The latest news about space exploration and technologies,
astrophysics, cosmology, the universe...
Posted: Apr 13, 2016
Cosmic rays: The key to galaxy formation?
(Nanowerk News) The new Junior Research Group High Energy Astrophysics and Cosmology (HAC) has now started at the Heidelberg Institute for Theoretical Studies (HITS). HITS astrophysicist Dr. Christoph Pfrommer has been awarded a Consolidator Grant of the European Research Council (ERC). He will use the €2 million research grant to establish his own group. At present there are 13 research groups – including Pfrommer's group – working at HITS on data-driven science, from mathematics to molecular biology. With four groups, astrophysics and astronomy represents one of the key areas of the institute.
“The addition of this new group shows how remarkably quickly HITS has established itself as a research institute over the last six years,” Scientific Director Rebecca Wade says. “A total of four HITS scientists currently hold an ERC grant.”
Understanding the physics of galaxy formation is arguably among the greatest problems in modern astrophysics. Christoph Pfrommer investigates the impact of cosmic rays on galaxy and cluster formation. Cosmic rays originate in supernova explosions and produce galactic winds that, among other things, influence star formation. These gigantic gaseous outflows in galaxies are generated by similar mechanisms to those that cause solar flares and coronal mass ejections and thus are responsible for geomagnetic storms on Earth. In contrast to these stormy space weather events, the gigantic galactic winds are harmless for us humans. “But they seem to represent an essential phase in the early, violent period of galaxy formation”, says Pfrommer.
The cosmological computer simulation Illustris has shown that these outflows are not only necessary to form realistic spiral galaxies, but also appear to be crucial in explaining the observed diversity of galaxy morphologies, i.e., their appearance in form of spirals and ellipticals. While current computer simulations are modelling these gaseous outflows phenomenologically, Pfrommer's group aims at modelling the underlying physics of cosmic rays, magnetic fields, and plasma waves in great detail. To investigate the cosmic-ray propagation in galactic magnetic fields, the researchers will employ and expand the AREPO code that has been developed at HITS. In order to be able to conduct the next generation of simulations, the HITS computer cluster is in the process of being upgraded. The simulation results will be validated by taking advantage of new observational capabilities at radio to gamma-ray wavelengths.

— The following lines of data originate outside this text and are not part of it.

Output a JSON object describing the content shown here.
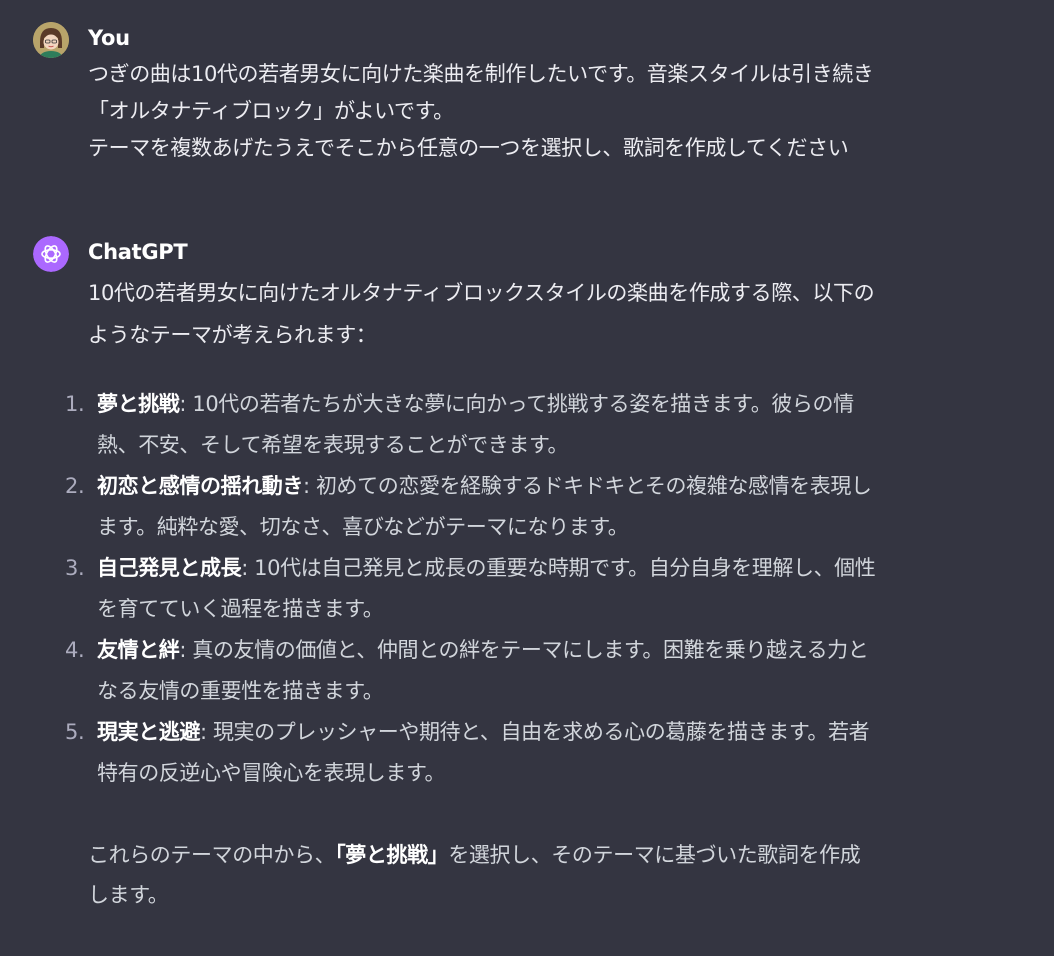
{
  "colors": {
    "background": "#343541",
    "text": "#ececf1",
    "bold_text": "#ffffff",
    "assistant_avatar_bg": "#ab68ff"
  },
  "user_message": {
    "author": "You",
    "lines": [
      "つぎの曲は10代の若者男女に向けた楽曲を制作したいです。音楽スタイルは引き続き",
      "「オルタナティブロック」がよいです。",
      "テーマを複数あげたうえでそこから任意の一つを選択し、歌詞を作成してください"
    ]
  },
  "assistant_message": {
    "author": "ChatGPT",
    "avatar_icon": "openai-logo-icon",
    "intro_lines": [
      "10代の若者男女に向けたオルタナティブロックスタイルの楽曲を作成する際、以下の",
      "ようなテーマが考えられます："
    ],
    "themes": [
      {
        "number": "1.",
        "title": "夢と挑戦",
        "line1": ": 10代の若者たちが大きな夢に向かって挑戦する姿を描きます。彼らの情",
        "line2": "熱、不安、そして希望を表現することができます。"
      },
      {
        "number": "2.",
        "title": "初恋と感情の揺れ動き",
        "line1": ": 初めての恋愛を経験するドキドキとその複雑な感情を表現し",
        "line2": "ます。純粋な愛、切なさ、喜びなどがテーマになります。"
      },
      {
        "number": "3.",
        "title": "自己発見と成長",
        "line1": ": 10代は自己発見と成長の重要な時期です。自分自身を理解し、個性",
        "line2": "を育てていく過程を描きます。"
      },
      {
        "number": "4.",
        "title": "友情と絆",
        "line1": ": 真の友情の価値と、仲間との絆をテーマにします。困難を乗り越える力と",
        "line2": "なる友情の重要性を描きます。"
      },
      {
        "number": "5.",
        "title": "現実と逃避",
        "line1": ": 現実のプレッシャーや期待と、自由を求める心の葛藤を描きます。若者",
        "line2": "特有の反逆心や冒険心を表現します。"
      }
    ],
    "closing": {
      "before": "これらのテーマの中から、",
      "highlight": "「夢と挑戦」",
      "after": "を選択し、そのテーマに基づいた歌詞を作成",
      "line2": "します。"
    }
  }
}
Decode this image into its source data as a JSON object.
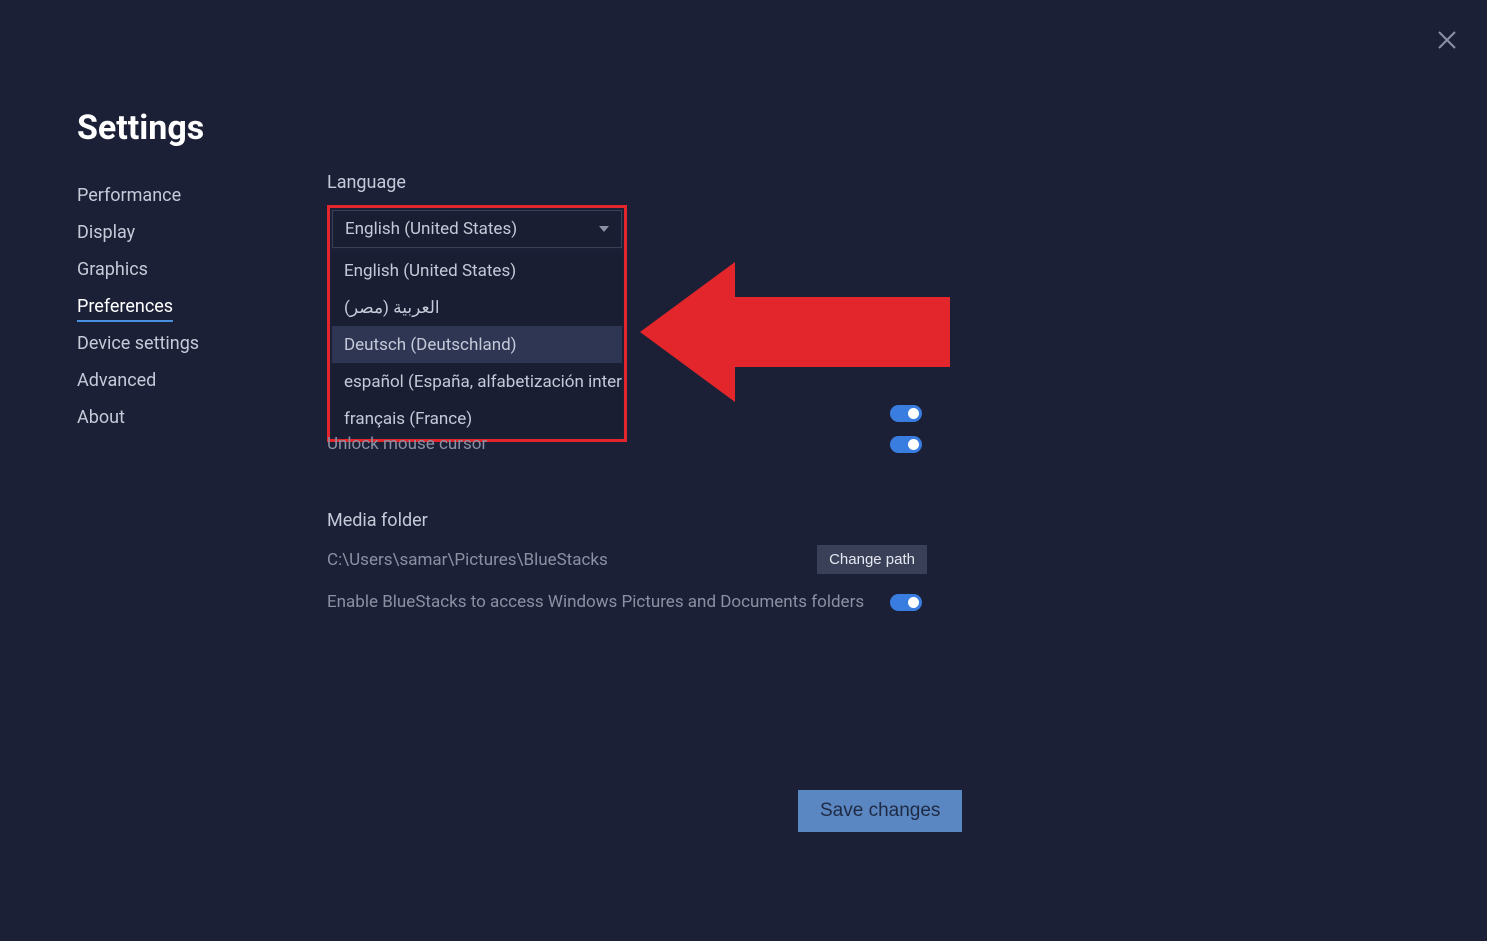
{
  "title": "Settings",
  "sidebar": {
    "items": [
      {
        "label": "Performance",
        "active": false
      },
      {
        "label": "Display",
        "active": false
      },
      {
        "label": "Graphics",
        "active": false
      },
      {
        "label": "Preferences",
        "active": true
      },
      {
        "label": "Device settings",
        "active": false
      },
      {
        "label": "Advanced",
        "active": false
      },
      {
        "label": "About",
        "active": false
      }
    ]
  },
  "language": {
    "label": "Language",
    "selected": "English (United States)",
    "options": [
      "English (United States)",
      "العربية (مصر)",
      "Deutsch (Deutschland)",
      "español (España, alfabetización inter…",
      "français (France)"
    ],
    "hovered_index": 2
  },
  "toggles": {
    "unlock_mouse": {
      "label": "Unlock mouse cursor",
      "on": true
    },
    "hidden_toggle": {
      "on": true
    }
  },
  "media": {
    "section_label": "Media folder",
    "path": "C:\\Users\\samar\\Pictures\\BlueStacks",
    "change_path_label": "Change path",
    "access_label": "Enable BlueStacks to access Windows Pictures and Documents folders",
    "access_on": true
  },
  "save_button_label": "Save changes"
}
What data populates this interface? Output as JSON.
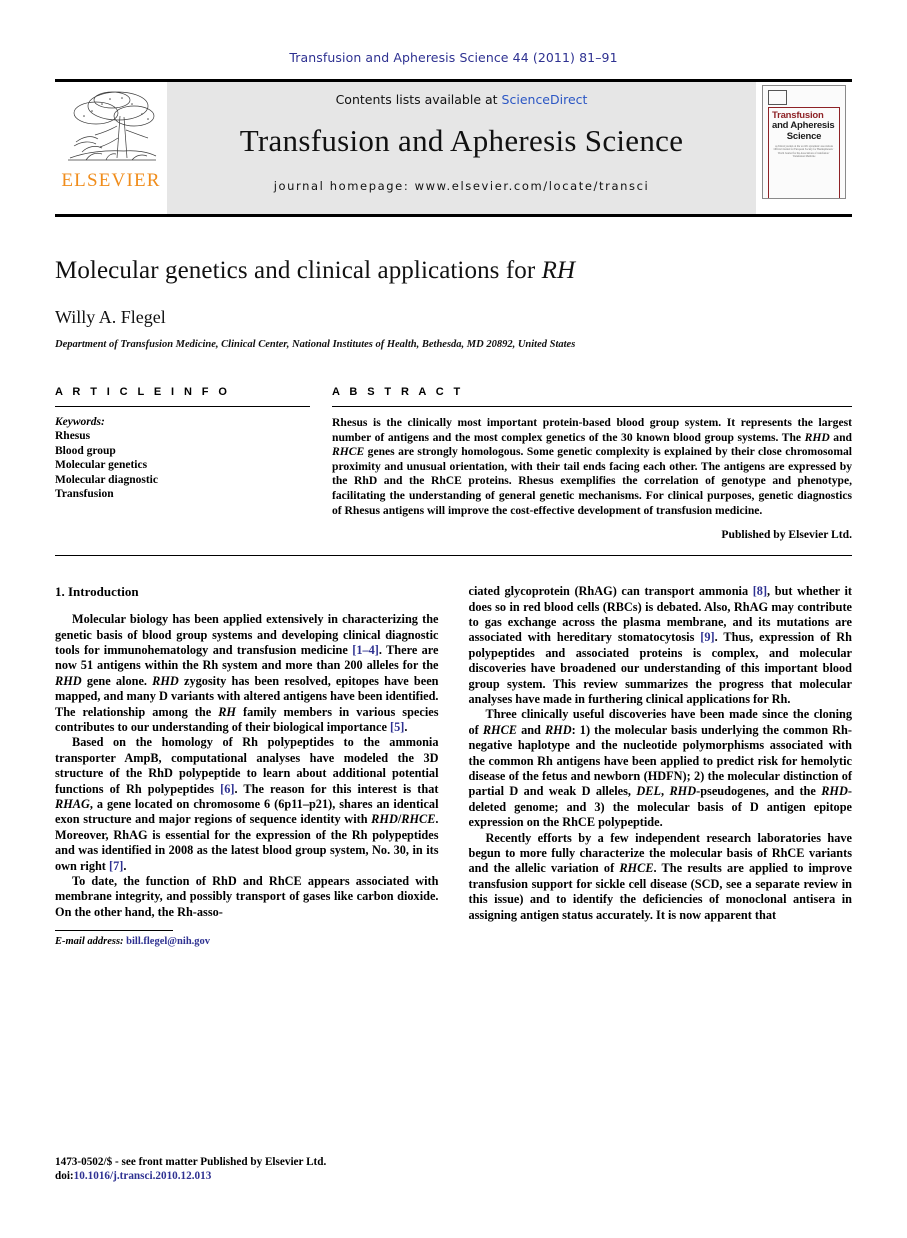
{
  "running_head": "Transfusion and Apheresis Science 44 (2011) 81–91",
  "masthead": {
    "publisher_wordmark": "ELSEVIER",
    "contents_prefix": "Contents lists available at ",
    "contents_link": "ScienceDirect",
    "journal_name": "Transfusion and Apheresis Science",
    "homepage_line": "journal homepage: www.elsevier.com/locate/transci",
    "cover": {
      "line1": "Transfusion",
      "line2": "and Apheresis",
      "line3": "Science",
      "blurb": "A clinical journal on the world's systematic associations Official Journal for European Society for Haemapheresis · World Journal for the Associations of transfusion · Transfusion Medicine"
    },
    "colors": {
      "elsevier_orange": "#f08d1c",
      "sciencedirect_blue": "#2b56c4",
      "cover_red": "#8e2226",
      "band_gray": "#e6e6e6"
    }
  },
  "article": {
    "title_main": "Molecular genetics and clinical applications for ",
    "title_italic": "RH",
    "author": "Willy A. Flegel",
    "affiliation": "Department of Transfusion Medicine, Clinical Center, National Institutes of Health, Bethesda, MD 20892, United States"
  },
  "article_info": {
    "heading": "A R T I C L E    I N F O",
    "keywords_label": "Keywords:",
    "keywords": [
      "Rhesus",
      "Blood group",
      "Molecular genetics",
      "Molecular diagnostic",
      "Transfusion"
    ]
  },
  "abstract": {
    "heading": "A B S T R A C T",
    "p1_a": "Rhesus is the clinically most important protein-based blood group system. It represents the largest number of antigens and the most complex genetics of the 30 known blood group systems. The ",
    "gene1": "RHD",
    "p1_b": " and ",
    "gene2": "RHCE",
    "p1_c": " genes are strongly homologous. Some genetic complexity is explained by their close chromosomal proximity and unusual orientation, with their tail ends facing each other. The antigens are expressed by the RhD and the RhCE proteins. Rhesus exemplifies the correlation of genotype and phenotype, facilitating the understanding of general genetic mechanisms. For clinical purposes, genetic diagnostics of Rhesus antigens will improve the cost-effective development of transfusion medicine.",
    "publisher_statement": "Published by Elsevier Ltd."
  },
  "body": {
    "section_heading": "1. Introduction",
    "left": {
      "p1_a": "Molecular biology has been applied extensively in characterizing the genetic basis of blood group systems and developing clinical diagnostic tools for immunohematology and transfusion medicine ",
      "p1_ref1": "[1–4]",
      "p1_b": ". There are now 51 antigens within the Rh system and more than 200 alleles for the ",
      "p1_gene1": "RHD",
      "p1_c": " gene alone. ",
      "p1_gene2": "RHD",
      "p1_d": " zygosity has been resolved, epitopes have been mapped, and many D variants with altered antigens have been identified. The relationship among the ",
      "p1_gene3": "RH",
      "p1_e": " family members in various species contributes to our understanding of their biological importance ",
      "p1_ref2": "[5]",
      "p1_f": ".",
      "p2_a": "Based on the homology of Rh polypeptides to the ammonia transporter AmpB, computational analyses have modeled the 3D structure of the RhD polypeptide to learn about additional potential functions of Rh polypeptides ",
      "p2_ref1": "[6]",
      "p2_b": ". The reason for this interest is that ",
      "p2_gene1": "RHAG",
      "p2_c": ", a gene located on chromosome 6 (6p11–p21), shares an identical exon structure and major regions of sequence identity with ",
      "p2_gene2": "RHD",
      "p2_d": "/",
      "p2_gene3": "RHCE",
      "p2_e": ". Moreover, RhAG is essential for the expression of the Rh polypeptides and was identified in 2008 as the latest blood group system, No. 30, in its own right ",
      "p2_ref2": "[7]",
      "p2_f": ".",
      "p3_a": "To date, the function of RhD and RhCE appears associated with membrane integrity, and possibly transport of gases like carbon dioxide. On the other hand, the Rh-asso-"
    },
    "right": {
      "p1_a": "ciated glycoprotein (RhAG) can transport ammonia ",
      "p1_ref1": "[8]",
      "p1_b": ", but whether it does so in red blood cells (RBCs) is debated. Also, RhAG may contribute to gas exchange across the plasma membrane, and its mutations are associated with hereditary stomatocytosis ",
      "p1_ref2": "[9]",
      "p1_c": ". Thus, expression of Rh polypeptides and associated proteins is complex, and molecular discoveries have broadened our understanding of this important blood group system. This review summarizes the progress that molecular analyses have made in furthering clinical applications for Rh.",
      "p2_a": "Three clinically useful discoveries have been made since the cloning of ",
      "p2_gene1": "RHCE",
      "p2_b": " and ",
      "p2_gene2": "RHD",
      "p2_c": ": 1) the molecular basis underlying the common Rh-negative haplotype and the nucleotide polymorphisms associated with the common Rh antigens have been applied to predict risk for hemolytic disease of the fetus and newborn (HDFN); 2) the molecular distinction of partial D and weak D alleles, ",
      "p2_gene3": "DEL",
      "p2_d": ", ",
      "p2_gene4": "RHD",
      "p2_e": "-pseudogenes, and the ",
      "p2_gene5": "RHD",
      "p2_f": "-deleted genome; and 3) the molecular basis of D antigen epitope expression on the RhCE polypeptide.",
      "p3_a": "Recently efforts by a few independent research laboratories have begun to more fully characterize the molecular basis of RhCE variants and the allelic variation of ",
      "p3_gene1": "RHCE",
      "p3_b": ". The results are applied to improve transfusion support for sickle cell disease (SCD, see a separate review in this issue) and to identify the deficiencies of monoclonal antisera in assigning antigen status accurately. It is now apparent that"
    }
  },
  "footnote": {
    "label": "E-mail address:",
    "email": "bill.flegel@nih.gov"
  },
  "footer": {
    "issn_line": "1473-0502/$ - see front matter Published by Elsevier Ltd.",
    "doi_prefix": "doi:",
    "doi_value": "10.1016/j.transci.2010.12.013"
  }
}
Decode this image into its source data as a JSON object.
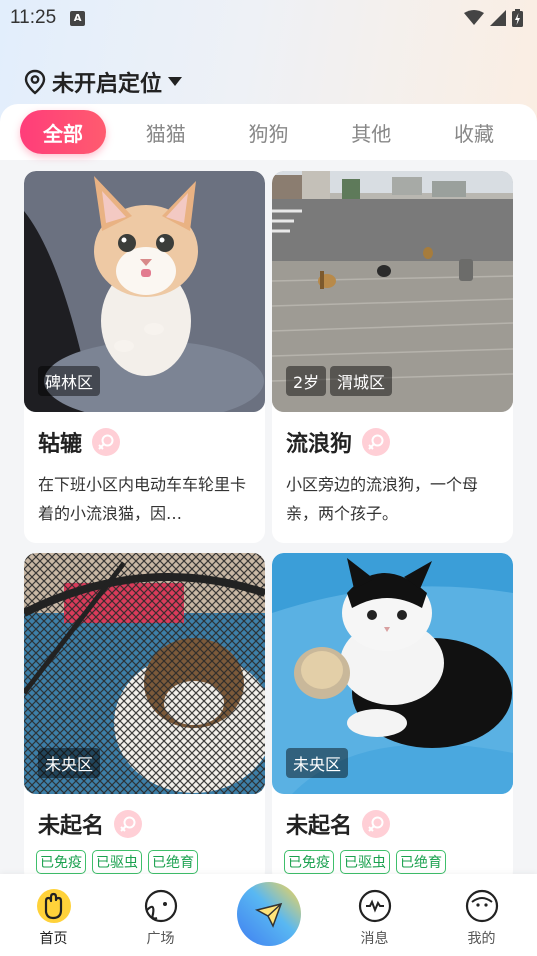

One of the central research questions of the new group is whether the strong galactic winds are indeed caused by cosmic rays or whether there is another – yet unknown – mechanism at work. “Perhaps it will turn out that the currently favoured cold dark matter model is not complete and has to be modified”, explains Pfrommer, “for instance, by taking into account self-interactions of dark matter. In any case, I expect this to be an exciting journey, with hopefully many surprises and new discoveries.”
Pfrommer studied Physics in Jena (Germany), Harvard (USA) and at the Max Planck Institute for Astrophysics in Garching (Germany). After his Ph.D. at the Ludwig-Maximilians-Universität in Munich, he worked as a postdoctoral and senior research associate at the Canadian Institute for Theoretical Astrophysics (CITA) in Toronto. In summer 2010, he joined the “Theoretical Astrophysics” group at HITS (led by Prof. Volker Springel) as a senior researcher. In January 2014, Christoph Pfrommer was the first active HITS employee to obtain a habilitation at Heidelberg University.
With his research project CRAGSMAN - The Impact of Cosmic Rays on Galaxy and Cluster Formation - Christoph Pfrommer became the third scientist at HITS to be awarded an ERC grant, joining astrophysicist Volker Springel (ERC Starting Grant) and mathematician Tilmann Gneiting (ERC Advanced Grant). In summer 2015, mathematician Anna Wienhard (Heidelberg University), who also holds an ERC Consolidator Grant, joined HITS as head of the associated group “Groups and Geometry”, bringing the number of ERC grant awardees at HITS to four.
Source: Heidelberg Institute for Theoretical Studies